Why the recent drop in wheat prices may not reflect the longer-term trend

After a feverish series of months where the price of wheat hit a decade high after Russia’s invasion of Ukraine, the grain recently saw a sharp drop in futures prices. 

Reuters reported on Monday that U.S. wheat futures fell to their lowest point since February. And front-month wheat futures on the Chicago Board of Trade in the U.S. and on the Matif futures exchange in the European Union are both down 20% since mid-May, according to Paul Hughes, chief agricultural economist with S&P Global Commodity Insights. He cited a few factors for the decline.

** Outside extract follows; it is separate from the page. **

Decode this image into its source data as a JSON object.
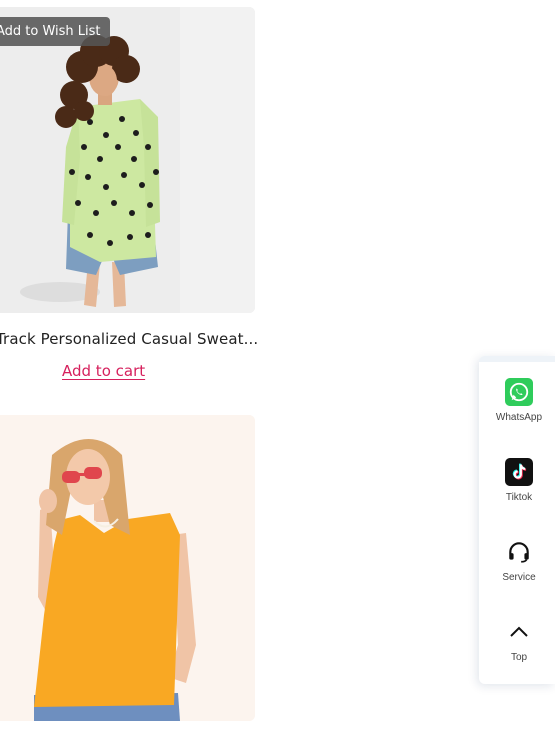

For one, weather in the Northern Hemisphere has become more favorable after hot, dry conditions hampered the planting of spring wheat in North America and conditions threatened progress on farms in the European Union. “The weather has normalized and the production outlook is improved,” he said via email. “Additionally, there is the normal seasonal price pressure that comes from the Northern Hemisphere harvest of winter wheat that is underway.”

Meanwhile, Australia, which is one of the biggest exporters of wheat, is expected to produce a bumper crop, Bloomberg reported. 

Demand has also taken a hit. About 20% of wheat produced is fed to animals globally “in a normal year,” Hughes said. “However, wide price premiums of wheat versus corn have minimized wheat feeding globally, reducing demand.”

Finally, the U.S. Federal Reserve’s decision to raise interest rates has lessened investors’ expectations of inflation and caused money to flow out of commodities, he noted. “In mid-April, investment funds held long positions in [agricultural] commodities in excess of $55 billion,” he said. “That long position has been cut by $20 billion and now sits near $35 billion by our calculation. This liquidation has in itself hastened the decline.”

But is this trend expected to continue, especially as fears of a recession grow? Not necessarily, according to Kenneth Scott Zuckerberg, lead economist, grain and farm supply, with CoBank

“Notwithstanding the recent decline, we think we’re probably at bottom, and in fact, we would argue that we probably put in a floor here,” he said.

Zuckerberg cited a series of “demand signals” in just the past few days. For one, Egypt — one of the largest importers of wheat — is seeking to bolster supplies that have been pressured by the Ukraine invasion, joining countries including Taiwan, Algeria, Jordan, Pakistan and Bangladesh, and several export markets are responding. Meanwhile, global shortages of wheat will probably linger for another two crop seasons, he said.  

“When prices go up, and a recession is looming, I think consumers are going to vote with their pocketbook.”

Kenneth Scott Zuckerberg

Lead economist, grain and farm supply, CoBank

Notwithstanding speculators’ current bearish sentiment, there is plenty of reason to expect wheat prices to rise longer term in the face of growing demand. Zuckerberg noted the continuing effects of the Russian invasion in terms of export restrictions on Ukrainian wheat and a high probability the country’s winter wheat crop will be much lower this year, resulting in tighter global supplies.

On the demand side, many Middle East and North African countries are facing a deficit of wheat. “So we think they’re buying and they’re going to buy en masse, and there’s only a limited quantity to go around,” he said.

Zuckerberg is watching five factors in determining the direction of wheat prices for the remainder of the year. The movement of grain out of Russia and Ukraine is one. Secondly, the analyst will be examining the crop progress in the United States. On Monday, the USDA released numbers showing that the condition of spring wheat is better this year than at the same point in 2021, while winter wheat is in poorer shape. 

The third factor has proved especially influential in shaping the outlook for crops like wheat, corn and soybeans this year: weather. A La Niña weather pattern, which can cause severe conditions, “is likely to pressure crop yields, and we just had some news that Argentina’s wheat crop is in less good shape than people had thought,” Zuckerberg said. “That will weigh on yields, which means less supply, higher prices.”

The agricultural analyst will also watch how acreage is switching between different crops in the United States. According to the USDA’s crop progress report released today, wheat and soybean planted acreage is up just 1% from 2021, while corn acreage is down 4%. The USDA noted the acreage for wheat marked the fifth lowest planted area for all wheat since records began in 1919. Zuckerberg said the trade consensus was that acreage for wheat would decrease because of challenging weather conditions.